• **TASK TO CARRY OUT**:
For the string "Output", find every matching line in the records and copy it.

• **THE DATA**:
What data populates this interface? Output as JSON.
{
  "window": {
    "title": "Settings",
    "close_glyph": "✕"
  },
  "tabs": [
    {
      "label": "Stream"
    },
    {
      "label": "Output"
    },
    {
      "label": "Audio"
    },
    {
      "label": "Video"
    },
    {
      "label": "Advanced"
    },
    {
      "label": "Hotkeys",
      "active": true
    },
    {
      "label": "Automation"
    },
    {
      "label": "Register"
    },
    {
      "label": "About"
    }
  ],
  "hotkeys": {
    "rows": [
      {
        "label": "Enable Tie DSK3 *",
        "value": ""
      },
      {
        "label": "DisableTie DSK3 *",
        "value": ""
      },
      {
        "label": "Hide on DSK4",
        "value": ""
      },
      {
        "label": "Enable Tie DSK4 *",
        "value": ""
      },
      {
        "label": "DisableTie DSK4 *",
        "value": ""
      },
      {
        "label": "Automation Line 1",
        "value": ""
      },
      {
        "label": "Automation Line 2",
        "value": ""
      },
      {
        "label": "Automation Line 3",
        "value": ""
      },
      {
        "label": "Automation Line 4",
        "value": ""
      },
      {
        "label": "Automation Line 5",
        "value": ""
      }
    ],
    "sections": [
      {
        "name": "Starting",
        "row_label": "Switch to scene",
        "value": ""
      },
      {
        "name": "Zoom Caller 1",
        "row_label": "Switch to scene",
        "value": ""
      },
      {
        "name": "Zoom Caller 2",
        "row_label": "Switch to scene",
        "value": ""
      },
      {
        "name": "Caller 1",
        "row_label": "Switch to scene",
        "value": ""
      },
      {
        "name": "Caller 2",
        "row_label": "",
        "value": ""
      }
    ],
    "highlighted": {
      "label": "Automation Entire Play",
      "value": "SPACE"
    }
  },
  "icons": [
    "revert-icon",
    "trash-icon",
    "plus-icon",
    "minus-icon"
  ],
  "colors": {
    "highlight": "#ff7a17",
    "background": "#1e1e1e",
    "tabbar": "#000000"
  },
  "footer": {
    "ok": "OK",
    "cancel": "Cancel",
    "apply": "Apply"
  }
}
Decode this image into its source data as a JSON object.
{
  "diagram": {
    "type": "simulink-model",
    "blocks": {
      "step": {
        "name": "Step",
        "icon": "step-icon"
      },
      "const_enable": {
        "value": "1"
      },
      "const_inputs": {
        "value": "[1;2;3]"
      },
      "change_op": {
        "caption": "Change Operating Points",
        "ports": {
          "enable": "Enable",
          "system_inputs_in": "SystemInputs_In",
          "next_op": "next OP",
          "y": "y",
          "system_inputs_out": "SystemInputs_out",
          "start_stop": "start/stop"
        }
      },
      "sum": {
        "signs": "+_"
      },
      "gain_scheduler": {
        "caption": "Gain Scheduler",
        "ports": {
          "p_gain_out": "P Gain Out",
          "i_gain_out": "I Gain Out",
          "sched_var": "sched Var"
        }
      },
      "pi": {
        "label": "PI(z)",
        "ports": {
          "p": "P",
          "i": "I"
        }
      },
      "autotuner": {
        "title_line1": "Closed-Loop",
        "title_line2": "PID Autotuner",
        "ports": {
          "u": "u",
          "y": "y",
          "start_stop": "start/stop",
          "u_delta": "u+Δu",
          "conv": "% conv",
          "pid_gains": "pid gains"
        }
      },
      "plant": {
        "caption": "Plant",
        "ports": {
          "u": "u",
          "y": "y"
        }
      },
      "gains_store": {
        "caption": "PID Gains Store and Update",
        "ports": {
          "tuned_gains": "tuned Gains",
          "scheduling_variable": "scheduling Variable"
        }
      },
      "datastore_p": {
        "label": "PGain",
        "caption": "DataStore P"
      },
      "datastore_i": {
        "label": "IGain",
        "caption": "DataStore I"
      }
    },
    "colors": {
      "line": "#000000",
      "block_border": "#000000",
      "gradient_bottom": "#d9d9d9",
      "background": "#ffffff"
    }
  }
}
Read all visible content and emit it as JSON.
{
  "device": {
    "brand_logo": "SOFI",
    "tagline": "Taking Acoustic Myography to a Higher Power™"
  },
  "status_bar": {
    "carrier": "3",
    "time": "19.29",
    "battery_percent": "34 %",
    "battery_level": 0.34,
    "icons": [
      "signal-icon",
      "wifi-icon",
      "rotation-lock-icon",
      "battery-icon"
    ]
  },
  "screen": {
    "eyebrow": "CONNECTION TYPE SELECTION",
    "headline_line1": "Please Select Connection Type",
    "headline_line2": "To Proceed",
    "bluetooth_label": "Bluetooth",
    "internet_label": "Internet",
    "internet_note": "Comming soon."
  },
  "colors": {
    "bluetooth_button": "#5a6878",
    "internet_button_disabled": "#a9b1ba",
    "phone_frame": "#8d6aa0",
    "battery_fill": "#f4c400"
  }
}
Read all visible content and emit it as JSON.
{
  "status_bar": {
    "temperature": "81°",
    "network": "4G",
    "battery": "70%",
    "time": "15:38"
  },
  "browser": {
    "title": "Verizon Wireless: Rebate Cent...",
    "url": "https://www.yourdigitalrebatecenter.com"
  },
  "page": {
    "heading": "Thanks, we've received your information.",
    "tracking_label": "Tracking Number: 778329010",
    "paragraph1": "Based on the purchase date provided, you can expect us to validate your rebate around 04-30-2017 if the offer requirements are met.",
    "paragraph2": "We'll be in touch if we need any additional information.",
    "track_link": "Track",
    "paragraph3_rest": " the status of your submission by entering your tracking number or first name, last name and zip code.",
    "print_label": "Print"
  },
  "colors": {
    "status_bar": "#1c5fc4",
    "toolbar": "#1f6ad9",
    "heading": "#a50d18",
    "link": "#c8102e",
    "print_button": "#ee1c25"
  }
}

• **EXERCISE RESULT**:
What data populates this interface? Output as JSON.
      "label": "Output"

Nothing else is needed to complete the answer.